The Iraq war was notable for the prominent presence of a new, non-Western media organisation – the Qatar-based Arabic channel Al Jazeera. What role did it play during the invasion? And did the presence of an alternative Arabic point of view have any substantial effect on the TV coverage in the West?
“For all of the media chatter about Al Jazeera, when it was talked about during the invasion, it tended to be criticised – for instance when it showed footage of British soldiers killed in southern Iraq. So the channel’s ability to penetrate the British sphere was limited,” said Robinson.
“Where Al Jazeera was important was in attracting Muslim audiences in Britain who were tuning out of the mainstream media. And of course it was very important in the Arab world itself, in terms of directly challenging CNN and representing the perspective of the Arab world.”
Al Jazeera’s crucial role in shaping a largely negative perception of the invasion in the Middle East is one reason why the coalition has had an “uphill struggle” ever since in terms of “the ‘hearts and minds’ battle”, he added.
All this suggests that the recent launch of Al Jazeera’s English language channel could have unexpected effects on audiences in the West.
“We need to wait and see, but the launch of Al Jazeera English is certainly interesting,” said Robinson.

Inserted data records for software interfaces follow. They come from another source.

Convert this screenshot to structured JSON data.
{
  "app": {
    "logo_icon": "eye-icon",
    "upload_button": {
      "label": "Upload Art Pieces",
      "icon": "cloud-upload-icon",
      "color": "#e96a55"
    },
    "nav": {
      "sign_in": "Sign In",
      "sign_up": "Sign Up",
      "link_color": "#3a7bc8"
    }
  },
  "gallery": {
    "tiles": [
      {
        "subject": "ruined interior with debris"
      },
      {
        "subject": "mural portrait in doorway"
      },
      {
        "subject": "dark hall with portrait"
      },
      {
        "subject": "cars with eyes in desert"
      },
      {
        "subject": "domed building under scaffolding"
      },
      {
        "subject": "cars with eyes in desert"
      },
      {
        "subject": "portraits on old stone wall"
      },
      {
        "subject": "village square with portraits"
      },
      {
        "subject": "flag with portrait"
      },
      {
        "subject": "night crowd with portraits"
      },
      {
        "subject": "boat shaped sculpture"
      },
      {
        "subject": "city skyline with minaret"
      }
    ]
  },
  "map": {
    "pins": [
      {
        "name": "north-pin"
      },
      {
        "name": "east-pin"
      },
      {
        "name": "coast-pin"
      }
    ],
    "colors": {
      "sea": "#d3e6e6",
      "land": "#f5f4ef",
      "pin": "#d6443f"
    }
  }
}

“It is clearly a significant player with a reputation and public profile. It has the potential to change things. But the question is who will tune in – will it attract a white British audience? And of course, the channel is still subject to pressures, commercial and otherwise.”